Objective: Insulin-like growth factor 1 (IGF[sbnd]I) is one of several growth factors which is induced by growth hormone (GH), which activates the Janus kinase 2 (JAK2)-signal transducer and activator of transcription 5 (STAT5) pathway, and plays crucial roles in normal human growth, metabolism, and systemic energy homeostasis. However, little is known about the negative regulation of IGF-I production under different physiological or pathological conditions. Herein, we explore whether activation of endoplasmic reticulum (ER) stress regulates IGF-I production and normal body growth. Materials and methods: C57BL/6 J mice were challenged with tunicamycin (Tm) to induce ER stress activation. 24 h after stimulation, hepatic mRNA expression was analyzed by RNA-Seq and validated by qPCR. Enzyme-linked immunosorbent assay (ELISA) was performed 24 h after Tm stimulation. Body growth was determined 16 days after Tm stimulation. Animals were then sacrificed and liver tissues were collected for further analysis. Results: Mice challenged with Tm displayed a retardation of growth. Molecularly, we found that ER stress inhibited phosphorylation of STAT5. IGF-I transcription and circulating IGF-I were also dramatically decreased under ER stress activation. Moreover, our results demonstrate that IGF-I administration ameliorates Tm-induced growth retardation. Conclusions: ER stress induces growth retardation. ER stress inhibits hepatic GH-JAK2 signaling activation and its downstream target gene expression.
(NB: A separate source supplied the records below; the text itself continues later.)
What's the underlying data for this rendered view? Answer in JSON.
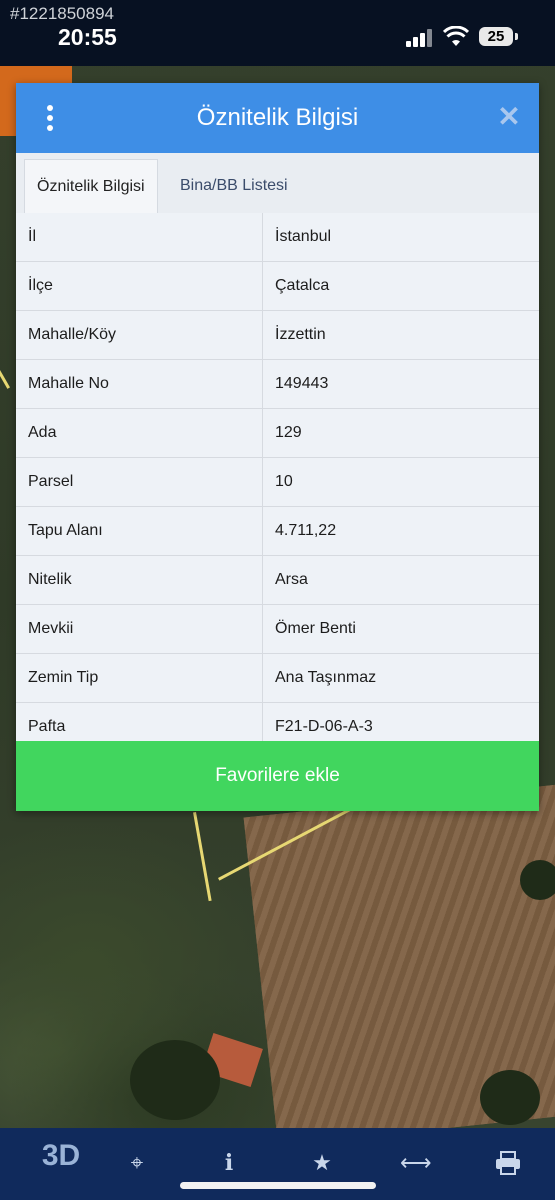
{
  "status_bar": {
    "listing_id": "#1221850894",
    "time": "20:55",
    "battery": "25"
  },
  "modal": {
    "title": "Öznitelik Bilgisi",
    "tabs": [
      {
        "label": "Öznitelik Bilgisi",
        "active": true
      },
      {
        "label": "Bina/BB Listesi",
        "active": false
      }
    ],
    "rows": [
      {
        "key": "İl",
        "value": "İstanbul"
      },
      {
        "key": "İlçe",
        "value": "Çatalca"
      },
      {
        "key": "Mahalle/Köy",
        "value": "İzzettin"
      },
      {
        "key": "Mahalle No",
        "value": "149443"
      },
      {
        "key": "Ada",
        "value": "129"
      },
      {
        "key": "Parsel",
        "value": "10"
      },
      {
        "key": "Tapu Alanı",
        "value": "4.711,22"
      },
      {
        "key": "Nitelik",
        "value": "Arsa"
      },
      {
        "key": "Mevkii",
        "value": "Ömer Benti"
      },
      {
        "key": "Zemin Tip",
        "value": "Ana Taşınmaz"
      },
      {
        "key": "Pafta",
        "value": "F21-D-06-A-3"
      }
    ],
    "favorite_button": "Favorilere ekle"
  },
  "toolbar": {
    "logo": "3D",
    "icons": [
      "crosshair-icon",
      "info-icon",
      "star-icon",
      "arrows-horizontal-icon",
      "printer-icon"
    ]
  },
  "colors": {
    "header_blue": "#3e8ee6",
    "favorite_green": "#41d65e",
    "bottom_bar": "#102a5c"
  }
}
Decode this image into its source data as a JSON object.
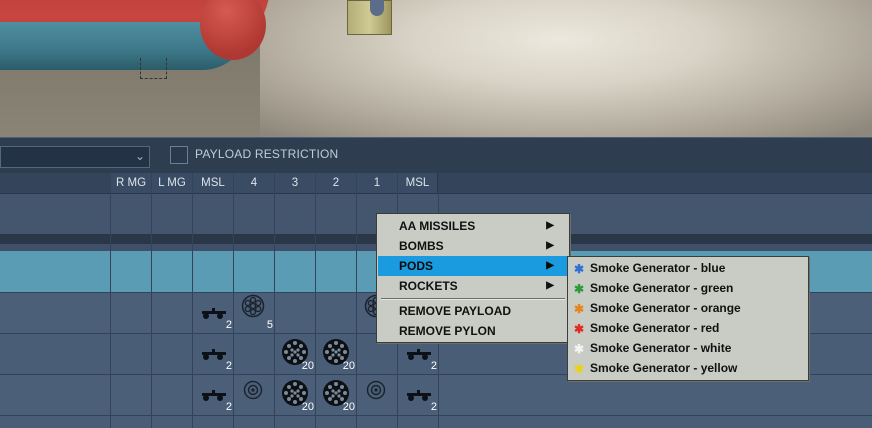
{
  "toolbar": {
    "restriction_label": "PAYLOAD RESTRICTION",
    "combo_value": ""
  },
  "columns": [
    "R MG",
    "L MG",
    "MSL",
    "4",
    "3",
    "2",
    "1",
    "MSL"
  ],
  "grid": [
    [],
    [],
    [
      {
        "col": 2,
        "icon": "missile-icon",
        "count": "2"
      },
      {
        "col": 3,
        "icon": "rocket-pod-7-icon",
        "count": "5"
      },
      {
        "col": 6,
        "icon": "rocket-pod-7-icon",
        "count": ""
      }
    ],
    [
      {
        "col": 2,
        "icon": "missile-icon",
        "count": "2"
      },
      {
        "col": 4,
        "icon": "rocket-pod-20-icon",
        "count": "20"
      },
      {
        "col": 5,
        "icon": "rocket-pod-20-icon",
        "count": "20"
      },
      {
        "col": 7,
        "icon": "missile-icon",
        "count": "2"
      }
    ],
    [
      {
        "col": 2,
        "icon": "missile-icon",
        "count": "2"
      },
      {
        "col": 3,
        "icon": "smoke-pod-icon",
        "count": ""
      },
      {
        "col": 4,
        "icon": "rocket-pod-20-icon",
        "count": "20"
      },
      {
        "col": 5,
        "icon": "rocket-pod-20-icon",
        "count": "20"
      },
      {
        "col": 6,
        "icon": "smoke-pod-icon",
        "count": ""
      },
      {
        "col": 7,
        "icon": "missile-icon",
        "count": "2"
      }
    ]
  ],
  "context_menu": {
    "items": [
      "AA MISSILES",
      "BOMBS",
      "PODS",
      "ROCKETS",
      "REMOVE PAYLOAD",
      "REMOVE PYLON"
    ],
    "highlighted": "PODS"
  },
  "submenu": {
    "items": [
      {
        "label": "Smoke Generator - blue",
        "color": "#2f6fd6"
      },
      {
        "label": "Smoke Generator - green",
        "color": "#2e9a3c"
      },
      {
        "label": "Smoke Generator - orange",
        "color": "#e8841c"
      },
      {
        "label": "Smoke Generator - red",
        "color": "#e02a24"
      },
      {
        "label": "Smoke Generator - white",
        "color": "#f4f4f4"
      },
      {
        "label": "Smoke Generator - yellow",
        "color": "#e8d21c"
      }
    ]
  },
  "colors": {
    "menu_highlight": "#1a9be0",
    "selected_row": "#5a9cb4",
    "panel_bg": "#3f5068"
  }
}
These results warrant further research to explore the crosstalk between ER stress and growth hormone signaling in improving body growth.
- Body growth
- ER stress
ASJC Scopus subject areas
- Endocrinology, Diabetes and Metabolism